In This Review

Élet Egy Eszme Árnyékában
Élet Egy Eszme Árnyékában
By András Hegedüs
Zolton Zsille, 1985, 376 pp.

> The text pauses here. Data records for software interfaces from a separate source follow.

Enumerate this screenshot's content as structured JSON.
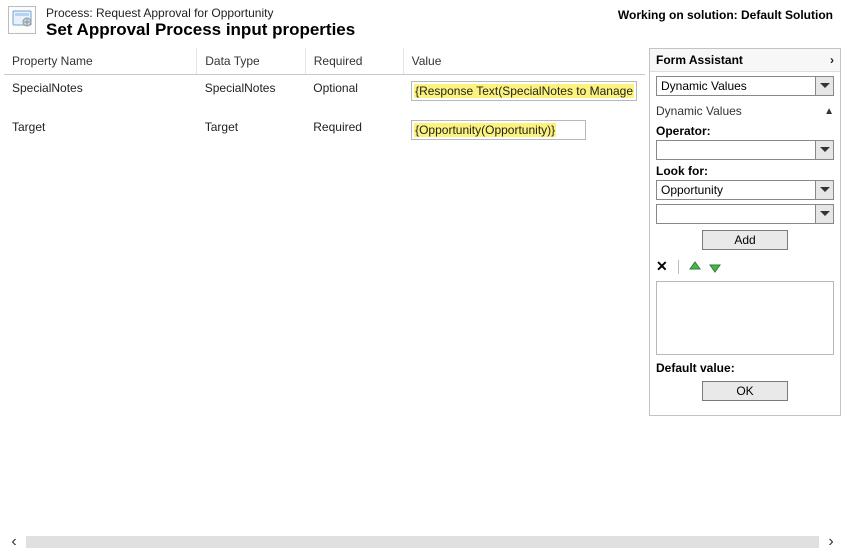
{
  "header": {
    "process_label_prefix": "Process: ",
    "process_name": "Request Approval for Opportunity",
    "title": "Set Approval Process input properties",
    "working_on_prefix": "Working on solution: ",
    "solution_name": "Default Solution"
  },
  "table": {
    "columns": {
      "property_name": "Property Name",
      "data_type": "Data Type",
      "required": "Required",
      "value": "Value"
    },
    "rows": [
      {
        "property_name": "SpecialNotes",
        "data_type": "SpecialNotes",
        "required": "Optional",
        "value_text": "{Response Text(SpecialNotes to Manage"
      },
      {
        "property_name": "Target",
        "data_type": "Target",
        "required": "Required",
        "value_text": "{Opportunity(Opportunity)}"
      }
    ]
  },
  "assistant": {
    "title": "Form Assistant",
    "top_select": "Dynamic Values",
    "section_title": "Dynamic Values",
    "operator_label": "Operator:",
    "operator_value": "",
    "look_for_label": "Look for:",
    "look_for_value": "Opportunity",
    "look_for_secondary": "",
    "add_button": "Add",
    "default_value_label": "Default value:",
    "ok_button": "OK"
  },
  "icons": {
    "chevron_down": "▾",
    "chevron_right": "›",
    "chevron_left": "‹",
    "close_x": "✕",
    "triangle_up": "▲"
  }
}
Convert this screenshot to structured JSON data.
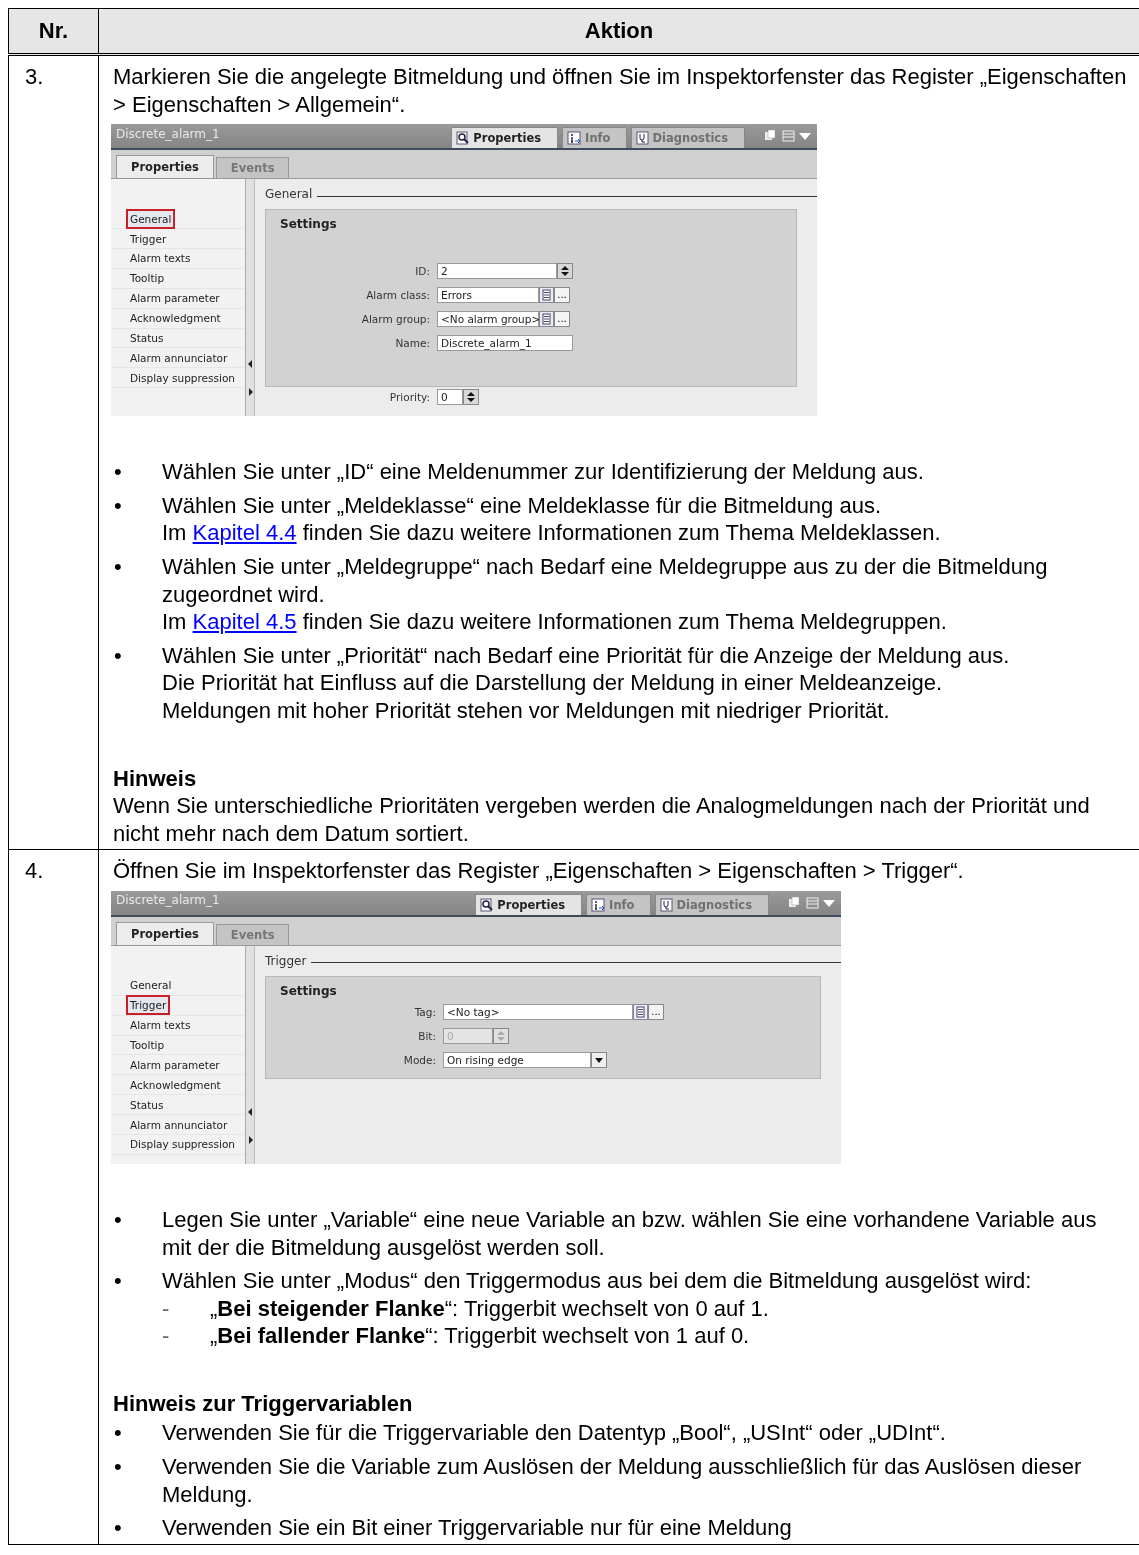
{
  "table": {
    "columns": [
      "Nr.",
      "Aktion"
    ],
    "rows": [
      {
        "number": "3.",
        "intro": "Markieren Sie die angelegte Bitmeldung und öffnen Sie im Inspektorfenster das Register „Eigenschaften > Eigenschaften > Allgemein“.",
        "screenshot": {
          "title": "Discrete_alarm_1",
          "top_tabs": [
            {
              "label": "Properties",
              "selected": true
            },
            {
              "label": "Info",
              "selected": false
            },
            {
              "label": "Diagnostics",
              "selected": false
            }
          ],
          "sub_tabs": [
            {
              "label": "Properties",
              "selected": true
            },
            {
              "label": "Events",
              "selected": false
            }
          ],
          "nav_items": [
            {
              "label": "General",
              "highlighted": true
            },
            {
              "label": "Trigger",
              "highlighted": false
            },
            {
              "label": "Alarm texts",
              "highlighted": false
            },
            {
              "label": "Tooltip",
              "highlighted": false
            },
            {
              "label": "Alarm parameter",
              "highlighted": false
            },
            {
              "label": "Acknowledgment",
              "highlighted": false
            },
            {
              "label": "Status",
              "highlighted": false
            },
            {
              "label": "Alarm annunciator",
              "highlighted": false
            },
            {
              "label": "Display suppression",
              "highlighted": false
            }
          ],
          "section_title": "General",
          "group_title": "Settings",
          "fields": [
            {
              "kind": "spin",
              "label": "ID:",
              "value": "2",
              "disabled": false
            },
            {
              "kind": "lookup",
              "label": "Alarm class:",
              "value": "Errors",
              "browse_label": "...",
              "disabled": false
            },
            {
              "kind": "lookup",
              "label": "Alarm group:",
              "value": "<No alarm group>",
              "browse_label": "...",
              "disabled": false
            },
            {
              "kind": "text",
              "label": "Name:",
              "value": "Discrete_alarm_1",
              "disabled": false
            },
            {
              "kind": "short_spin",
              "label": "Priority:",
              "value": "0",
              "disabled": false
            }
          ]
        },
        "bullets": [
          {
            "marker": "•",
            "text": "Wählen Sie unter „ID“ eine Meldenummer zur Identifizierung der Meldung aus."
          },
          {
            "marker": "•",
            "text": "Wählen Sie unter „Meldeklasse“ eine Meldeklasse für die Bitmeldung aus.",
            "link_line": {
              "before": "Im",
              "link": "Kapitel 4.4",
              "after": "finden Sie dazu weitere Informationen zum Thema Meldeklassen."
            }
          },
          {
            "marker": "•",
            "text": "Wählen Sie unter „Meldegruppe“ nach Bedarf eine Meldegruppe aus zu der die Bitmeldung zugeordnet wird.",
            "link_line": {
              "before": "Im",
              "link": "Kapitel 4.5",
              "after": "finden Sie dazu weitere Informationen zum Thema Meldegruppen."
            }
          },
          {
            "marker": "•",
            "text": "Wählen Sie unter „Priorität“ nach Bedarf eine Priorität für die Anzeige der Meldung aus.",
            "extra_lines": [
              "Die Priorität hat Einfluss auf die Darstellung der Meldung in einer Meldeanzeige.",
              "Meldungen mit hoher Priorität stehen vor Meldungen mit niedriger Priorität."
            ]
          }
        ],
        "note": {
          "title": "Hinweis",
          "text": "Wenn Sie unterschiedliche Prioritäten vergeben werden die Analogmeldungen nach der Priorität und nicht mehr nach dem Datum sortiert."
        }
      },
      {
        "number": "4.",
        "intro": "Öffnen Sie im Inspektorfenster das Register „Eigenschaften > Eigenschaften > Trigger“.",
        "screenshot": {
          "title": "Discrete_alarm_1",
          "top_tabs": [
            {
              "label": "Properties",
              "selected": true
            },
            {
              "label": "Info",
              "selected": false
            },
            {
              "label": "Diagnostics",
              "selected": false
            }
          ],
          "sub_tabs": [
            {
              "label": "Properties",
              "selected": true
            },
            {
              "label": "Events",
              "selected": false
            }
          ],
          "nav_items": [
            {
              "label": "General",
              "highlighted": false
            },
            {
              "label": "Trigger",
              "highlighted": true
            },
            {
              "label": "Alarm texts",
              "highlighted": false
            },
            {
              "label": "Tooltip",
              "highlighted": false
            },
            {
              "label": "Alarm parameter",
              "highlighted": false
            },
            {
              "label": "Acknowledgment",
              "highlighted": false
            },
            {
              "label": "Status",
              "highlighted": false
            },
            {
              "label": "Alarm annunciator",
              "highlighted": false
            },
            {
              "label": "Display suppression",
              "highlighted": false
            }
          ],
          "section_title": "Trigger",
          "group_title": "Settings",
          "fields": [
            {
              "kind": "lookup",
              "label": "Tag:",
              "value": "<No tag>",
              "browse_label": "...",
              "disabled": false
            },
            {
              "kind": "short_spin",
              "label": "Bit:",
              "value": "0",
              "disabled": true
            },
            {
              "kind": "dropdown",
              "label": "Mode:",
              "value": "On rising edge",
              "disabled": false
            }
          ]
        },
        "bullets": [
          {
            "marker": "•",
            "text": "Legen Sie unter „Variable“ eine neue Variable an bzw. wählen Sie eine vorhandene Variable aus mit der die Bitmeldung ausgelöst werden soll."
          },
          {
            "marker": "•",
            "text": "Wählen Sie unter „Modus“ den Triggermodus aus bei dem die Bitmeldung ausgelöst wird:",
            "children": [
              {
                "marker": "-",
                "text": "„**Bei steigender Flanke**“: Triggerbit wechselt von 0 auf 1."
              },
              {
                "marker": "-",
                "text": "„**Bei fallender Flanke**“: Triggerbit wechselt von 1 auf 0."
              }
            ]
          }
        ],
        "note": {
          "title": "Hinweis zur Triggervariablen",
          "bullets": [
            {
              "marker": "•",
              "text": "Verwenden Sie für die Triggervariable den Datentyp „Bool“, „USInt“ oder „UDInt“."
            },
            {
              "marker": "•",
              "text": "Verwenden Sie die Variable zum Auslösen der Meldung ausschließlich für das Auslösen dieser Meldung."
            },
            {
              "marker": "•",
              "text": "Verwenden Sie ein Bit einer Triggervariable nur für eine Meldung"
            }
          ]
        }
      }
    ]
  }
}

In a series of candid interviews taped in Vienna for broadcast to Hungary by Radio Free Europe, the former Stalinist prime minister (1955-1956) relates his uncommon political experiences. One gem: he signed the official document requesting Soviet help during the 1956 Hungarian revolt three days after being ousted as the country's prime minister. Hegedns has since grown to become an intellectual guru with Eurocommunist leanings, still living in Budapest and barely tolerated by the Kádár regime. Here, in this unique book of recollections and observations, he offers new material on recent Hungarian politics and Soviet-East European relations; but the main attraction is his seemingly unretouched portrayal of the intricacies and evolution of a communist political mind.